There is an exodus of developers from OpenOffice.org to The Document Foundation, i.e., LibreOffice. That is only to be expected. There is a long laundry list of discontent with OpenOffice.org’s management policy and The Document Foundation is formed precisely to cure the most complained about grievances.
Andy Updegrove do a good article on forking, governance and corporate sponsorship, so there is no need for me to do one. The only thing I will add is history looks to be repeating itself. The last big complain about governance is the Eclipse Platform. Of course, we all know the outcome, and the outcome was good, i.e., the formation of Eclipse Foundation as an independent steward for the platform.

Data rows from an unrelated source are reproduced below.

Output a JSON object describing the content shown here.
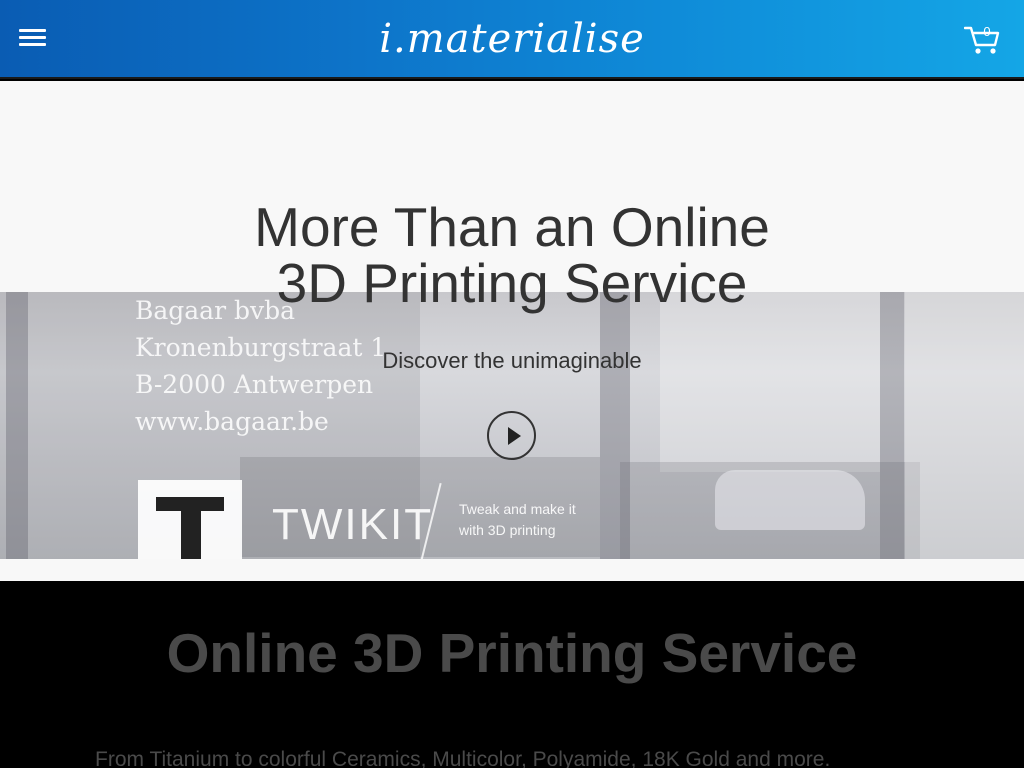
{
  "header": {
    "logo_text": "i.materialise",
    "cart_count": "0",
    "background_gradient": [
      "#0a5cb3",
      "#14a6e6"
    ]
  },
  "hero": {
    "title_line1": "More Than an Online",
    "title_line2": "3D Printing Service",
    "subtitle": "Discover the unimaginable",
    "photo": {
      "glass_lines": [
        "Bagaar bvba",
        "Kronenburgstraat 1",
        "B-2000 Antwerpen",
        "www.bagaar.be"
      ],
      "brand_word": "TWIKIT",
      "brand_tagline_1": "Tweak and make it",
      "brand_tagline_2": "with 3D printing"
    }
  },
  "section": {
    "title": "Online 3D Printing Service",
    "text": "From Titanium to colorful Ceramics, Multicolor, Polyamide, 18K Gold and more."
  },
  "colors": {
    "hero_bg": "#f8f8f8",
    "text_dark": "#333333",
    "section_bg": "#000000",
    "section_text": "#4a4a4a"
  }
}
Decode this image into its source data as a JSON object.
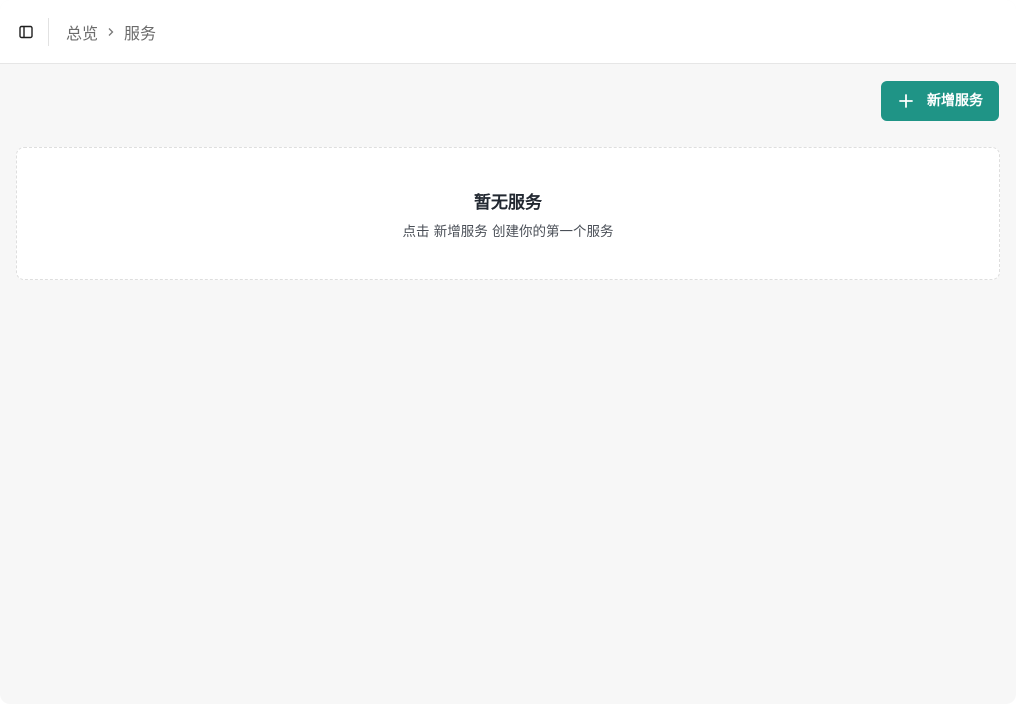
{
  "header": {
    "sidebar_toggle_icon": "sidebar-panel-icon",
    "breadcrumb": {
      "items": [
        {
          "label": "总览"
        }
      ],
      "separator_icon": "chevron-right-icon",
      "current": "服务"
    }
  },
  "toolbar": {
    "add_button_label": "新增服务",
    "add_button_icon": "plus-icon",
    "accent_color": "#1f9486"
  },
  "empty_state": {
    "title": "暂无服务",
    "description": "点击 新增服务 创建你的第一个服务"
  }
}
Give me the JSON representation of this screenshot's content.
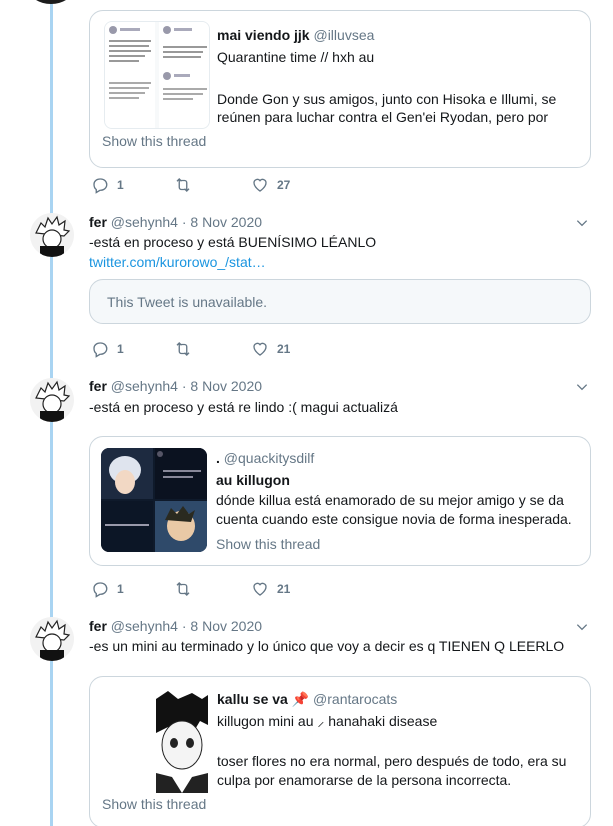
{
  "quoted_top": {
    "user_name": "mai viendo jjk",
    "handle": "@illuvsea",
    "line1": "Quarantine time // hxh au",
    "line2": "Donde Gon y sus amigos, junto con Hisoka e Illumi, se",
    "line3": "reúnen para luchar contra el Gen'ei Ryodan, pero por",
    "show_thread": "Show this thread"
  },
  "tweet0_actions": {
    "replies": "1",
    "likes": "27"
  },
  "tweets": [
    {
      "name": "fer",
      "handle": "@sehynh4",
      "sep": "·",
      "date": "8 Nov 2020",
      "text": "-está en proceso y está BUENÍSIMO LÉANLO",
      "link": "twitter.com/kurorowo_/stat…",
      "unavailable": "This Tweet is unavailable.",
      "replies": "1",
      "likes": "21"
    },
    {
      "name": "fer",
      "handle": "@sehynh4",
      "sep": "·",
      "date": "8 Nov 2020",
      "text": "-está en proceso y está re lindo :( magui actualizá",
      "quote": {
        "user_name": ".",
        "handle": "@quackitysdilf",
        "title": "au killugon",
        "line1": "dónde killua está enamorado de su mejor amigo y se da",
        "line2": "cuenta cuando este consigue novia de forma inesperada.",
        "show_thread": "Show this thread",
        "thumb_caption": "mi novia me regaló un amo mucho !",
        "thumb_caption2": "te siento así de repente"
      },
      "replies": "1",
      "likes": "21"
    },
    {
      "name": "fer",
      "handle": "@sehynh4",
      "sep": "·",
      "date": "8 Nov 2020",
      "text": "-es un mini au terminado y lo único que voy a decir es q TIENEN Q LEERLO",
      "quote": {
        "user_name": "kallu se va",
        "user_emoji": "📌",
        "handle": "@rantarocats",
        "line1": "killugon mini au ⸝ hanahaki disease",
        "line2": "toser flores no era normal, pero después de todo, era su",
        "line3": "culpa por enamorarse de la persona incorrecta.",
        "show_thread": "Show this thread"
      }
    }
  ],
  "colors": {
    "thread_line": "#a9d4f2",
    "link": "#1b95e0",
    "muted": "#657786",
    "border": "#ccd6dd"
  },
  "icons": [
    "reply-icon",
    "retweet-icon",
    "like-icon",
    "chevron-down-icon"
  ]
}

In both cases, we have a major corporate overlord overseeing the project. Nobody is claiming that IBM in the case of Eclipse, or SUN in the case of OpenOffice.org, is doing a really lousy job. Rather, their corporate overloadship causes friction. In the case of Eclipse it mainly affects other corporations, and we see them holding back, or contributing not as much as they like to to Eclipse before IBM ceded Eclipse Platform to Eclipse Foundation. Don’t believe me? I don’t blame you. I did not see it initially as well However, on hindsight, looking at the proliferation of activities after Eclipse Foundation was formed, it is clear that other companies were wary about IBM’s dominance pre-Eclipse Foundation.

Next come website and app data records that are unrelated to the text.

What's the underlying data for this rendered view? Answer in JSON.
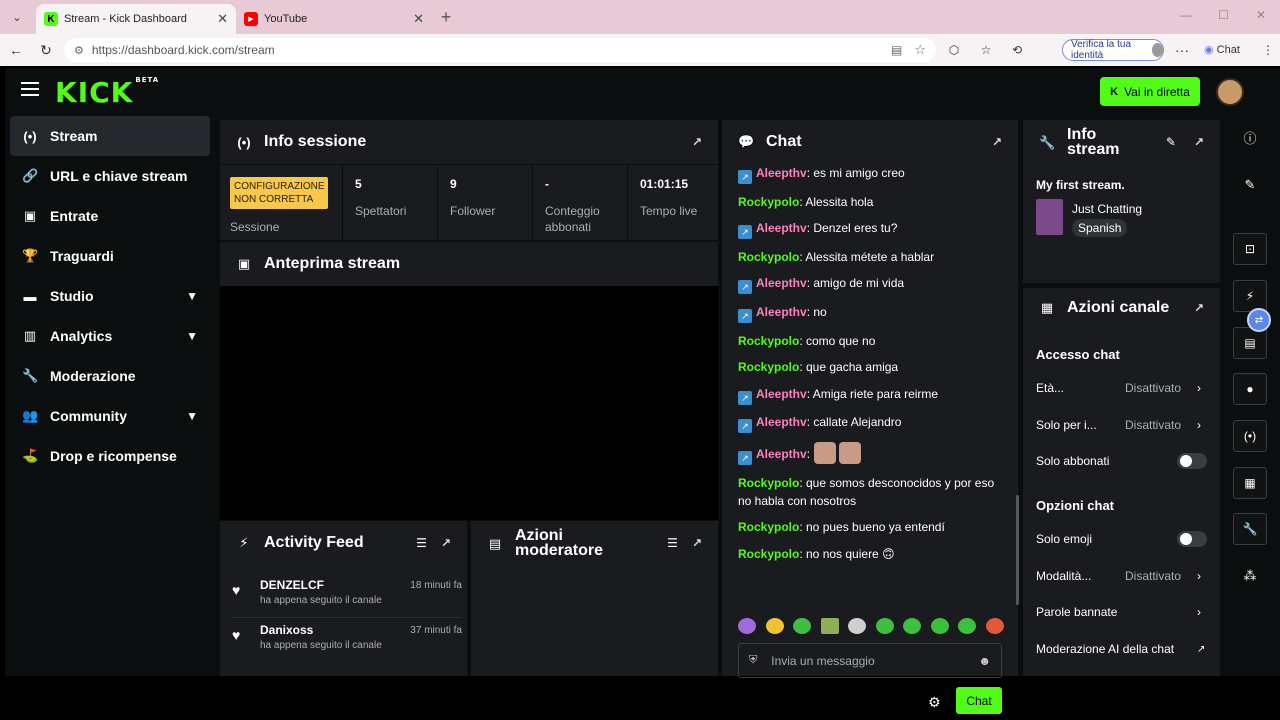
{
  "browser": {
    "tabs": [
      {
        "title": "Stream - Kick Dashboard",
        "favicon": "kick-icon"
      },
      {
        "title": "YouTube",
        "favicon": "youtube-icon"
      }
    ],
    "url": "https://dashboard.kick.com/stream",
    "verify_label": "Verifica la tua identità",
    "copilot_label": "Chat"
  },
  "topbar": {
    "logo": "KICK",
    "logo_beta": "BETA",
    "go_live": "Vai in diretta"
  },
  "sidebar": {
    "items": [
      {
        "label": "Stream",
        "icon": "stream-icon"
      },
      {
        "label": "URL e chiave stream",
        "icon": "link-icon"
      },
      {
        "label": "Entrate",
        "icon": "wallet-icon"
      },
      {
        "label": "Traguardi",
        "icon": "trophy-icon"
      },
      {
        "label": "Studio",
        "icon": "studio-icon"
      },
      {
        "label": "Analytics",
        "icon": "chart-icon"
      },
      {
        "label": "Moderazione",
        "icon": "wrench-icon"
      },
      {
        "label": "Community",
        "icon": "users-icon"
      },
      {
        "label": "Drop e ricompense",
        "icon": "drops-icon"
      }
    ]
  },
  "session": {
    "title": "Info sessione",
    "badge": "CONFIGURAZIONE NON CORRETTA",
    "session_label": "Sessione",
    "stats": [
      {
        "value": "5",
        "label": "Spettatori"
      },
      {
        "value": "9",
        "label": "Follower"
      },
      {
        "value": "-",
        "label": "Conteggio abbonati"
      },
      {
        "value": "01:01:15",
        "label": "Tempo live"
      }
    ]
  },
  "preview": {
    "title": "Anteprima stream"
  },
  "activity": {
    "title": "Activity Feed",
    "items": [
      {
        "name": "DENZELCF",
        "time": "18 minuti fa",
        "desc": "ha appena seguito il canale"
      },
      {
        "name": "Danixoss",
        "time": "37 minuti fa",
        "desc": "ha appena seguito il canale"
      }
    ]
  },
  "modactions": {
    "title_line1": "Azioni",
    "title_line2": "moderatore"
  },
  "chat": {
    "title": "Chat",
    "messages": [
      {
        "user": "Aleepthv",
        "text": ": es mi amigo creo"
      },
      {
        "user": "Rockypolo",
        "text": ": Alessita hola"
      },
      {
        "user": "Aleepthv",
        "text": ": Denzel eres tu?"
      },
      {
        "user": "Rockypolo",
        "text": ": Alessita métete a hablar"
      },
      {
        "user": "Aleepthv",
        "text": ": amigo de mi vida"
      },
      {
        "user": "Aleepthv",
        "text": ": no"
      },
      {
        "user": "Rockypolo",
        "text": ": como que no"
      },
      {
        "user": "Rockypolo",
        "text": ": que gacha amiga"
      },
      {
        "user": "Aleepthv",
        "text": ": Amiga riete para reirme"
      },
      {
        "user": "Aleepthv",
        "text": ": callate Alejandro"
      },
      {
        "user": "Aleepthv",
        "text": ":"
      },
      {
        "user": "Rockypolo",
        "text": ": que somos desconocidos y por eso no habla con nosotros"
      },
      {
        "user": "Rockypolo",
        "text": ": no pues bueno ya entendí"
      },
      {
        "user": "Rockypolo",
        "text": ": no nos quiere 🙃"
      }
    ],
    "input_placeholder": "Invia un messaggio",
    "send_label": "Chat"
  },
  "stream_info": {
    "title_line1": "Info",
    "title_line2": "stream",
    "stream_title": "My first stream.",
    "category": "Just Chatting",
    "language": "Spanish"
  },
  "channel_actions": {
    "title": "Azioni canale",
    "chat_access_title": "Accesso chat",
    "age_label": "Età...",
    "age_value": "Disattivato",
    "followers_label": "Solo per i...",
    "followers_value": "Disattivato",
    "subs_label": "Solo abbonati",
    "chat_options_title": "Opzioni chat",
    "emoji_label": "Solo emoji",
    "slow_label": "Modalità...",
    "slow_value": "Disattivato",
    "banned_words_label": "Parole bannate",
    "ai_mod_label": "Moderazione AI della chat"
  }
}
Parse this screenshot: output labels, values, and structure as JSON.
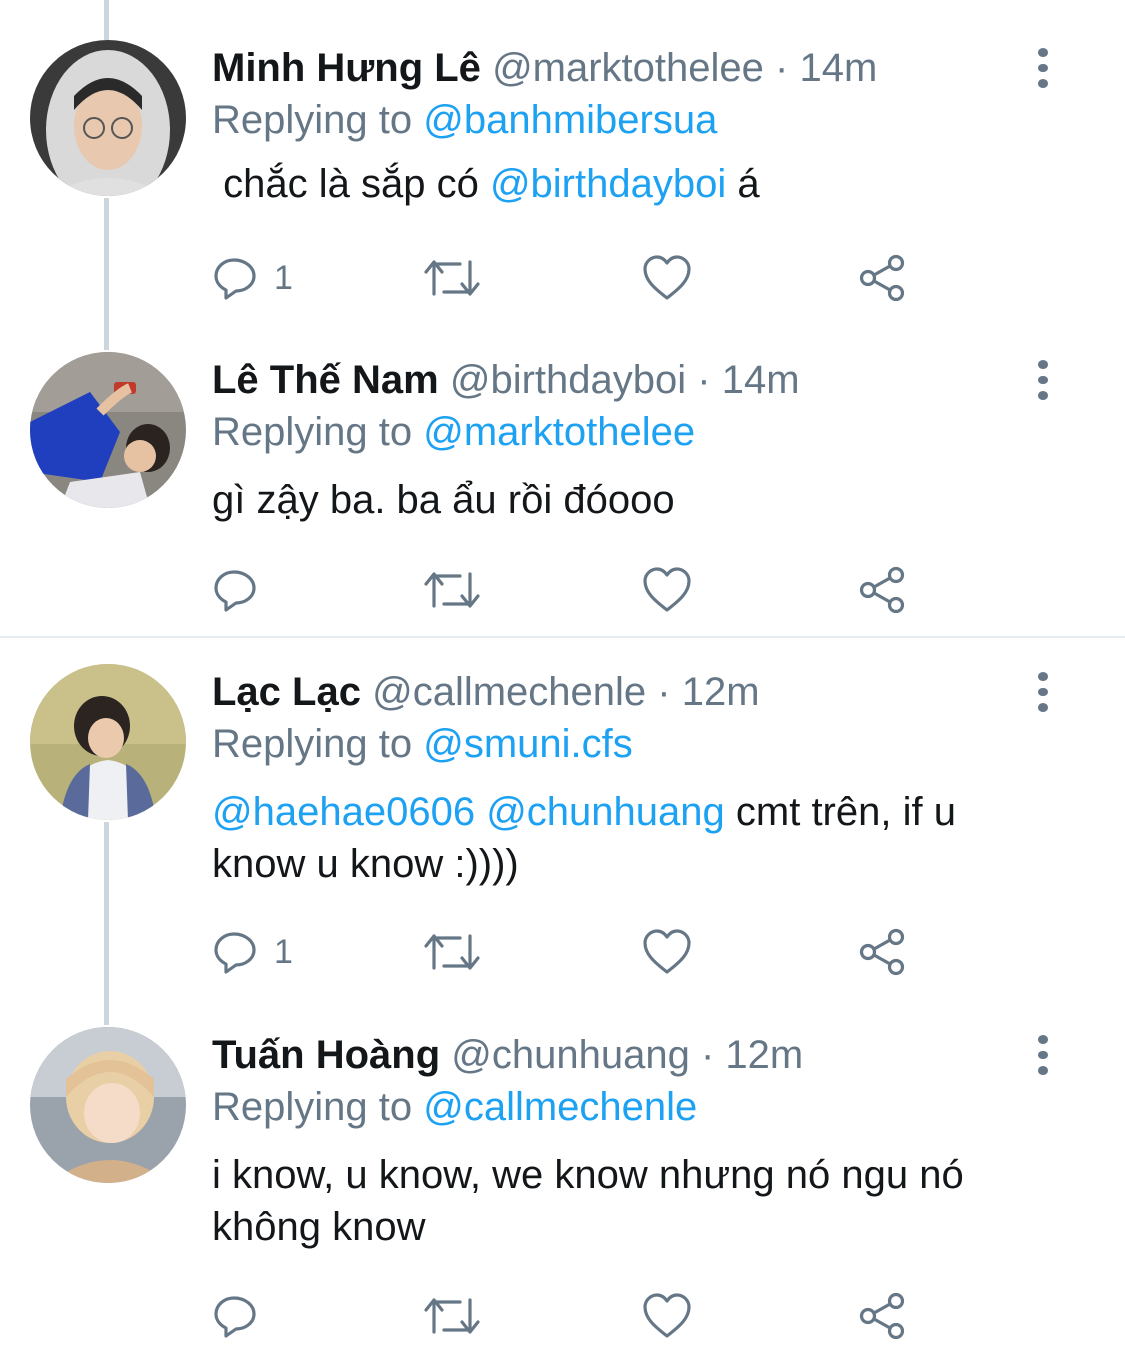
{
  "colors": {
    "mention": "#1da1f2",
    "muted": "#657786",
    "text": "#14171a",
    "thread_line": "#ccd6dd"
  },
  "tweets": [
    {
      "name": "Minh Hưng Lê",
      "handle": "@marktothelee",
      "time": "· 14m",
      "replying_prefix": "Replying to ",
      "replying_to": "@banhmibersua",
      "text_before": " chắc là sắp có ",
      "text_mention": "@birthdayboi",
      "text_after": " á",
      "reply_count": "1",
      "avatar": "hooded-person-avatar"
    },
    {
      "name": "Lê Thế Nam",
      "handle": "@birthdayboi",
      "time": "· 14m",
      "replying_prefix": "Replying to ",
      "replying_to": "@marktothelee",
      "text_plain": "gì zậy ba. ba ẩu rồi đóooo",
      "reply_count": "",
      "avatar": "person-lying-down-avatar"
    },
    {
      "name": "Lạc Lạc",
      "handle": "@callmechenle",
      "time": "· 12m",
      "replying_prefix": "Replying to ",
      "replying_to": "@smuni.cfs",
      "text_mention_1": "@haehae0606",
      "text_mention_2": "@chunhuang",
      "text_after": " cmt trên, if u know u know :))))",
      "reply_count": "1",
      "avatar": "smiling-person-avatar"
    },
    {
      "name": "Tuấn Hoàng",
      "handle": "@chunhuang",
      "time": "· 12m",
      "replying_prefix": "Replying to ",
      "replying_to": "@callmechenle",
      "text_plain": "i know, u know, we know nhưng nó ngu nó không know",
      "reply_count": "",
      "avatar": "blonde-person-avatar"
    }
  ]
}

I guess corporate bodies are more seasoned and battle-harden than the the open source community in general. Most of us in the open source community are probably a bit naive in thinking that a benevolent corporate dictator is not necessary a bad thing. Some even think that as long as there is a Free Software version of their contribution it does not matter who actually owns the copyright (and therefore it is ok to sign away one’s copyright). This saga with OpenOffice.org/LibreOffice is going to be a big eye opener for us all.
In the long run, the saga is good for the community. We are in the process of seeing corporations mingling with open source and it will take time to rewrite the rules of contribution over and over again until we finally settle on something all parties are happy with (or can live with). Next few years is going to be interesting as the dance between the two intensifies.

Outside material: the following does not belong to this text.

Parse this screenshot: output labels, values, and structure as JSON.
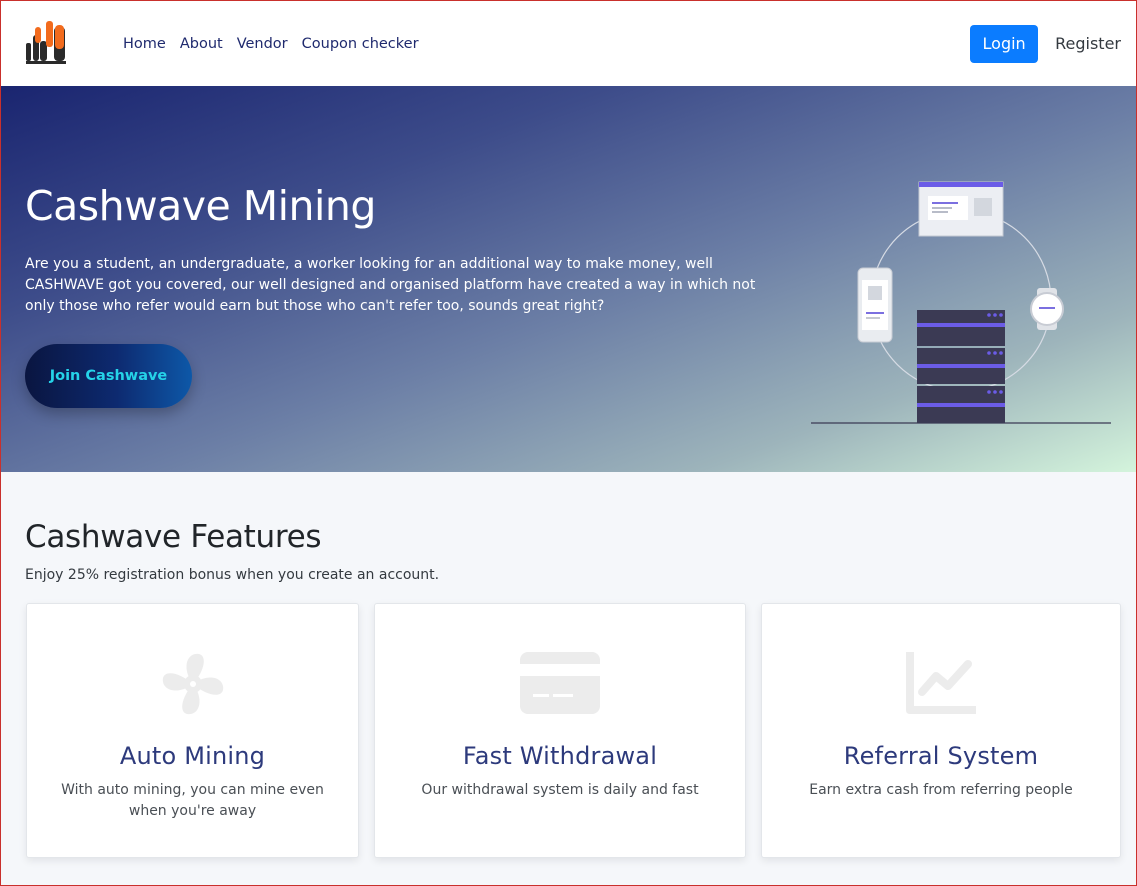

If any, this saga reinforce the need to make sure one really know who you are assigning your copyright to. My principle is always that you should think very carefully before assigning your copyright to corporate entities, regardless of whether is it MySQL, OpenOffice.org or Canonical. I think we can give them small little crumbs on efficiency ground, but anything that is bigger than that the answer has to be a no. One big question they cannot explain to me why they want a copyright assignment, instead of simply us giving them a royalty-free, perpetual and unlimited license. The later has served the open source community well and I do not see a need for the copyright assignment.
I, however, won’t think twice to assign my copyright to Free Software Foundation. Their track record speaks for themselves. Assigning copyrights in this case makes efficiency sense when it comes to promoting free software via copyright enforcement, and unlike corporate entity, the risk that FSF change course and stop serving the community of free software is almost zero.
It is my belief that the biggest loser in all this saga is Oracle. Frankly, I don’t think it cares. I think it believe it can weather this and perhaps it is right.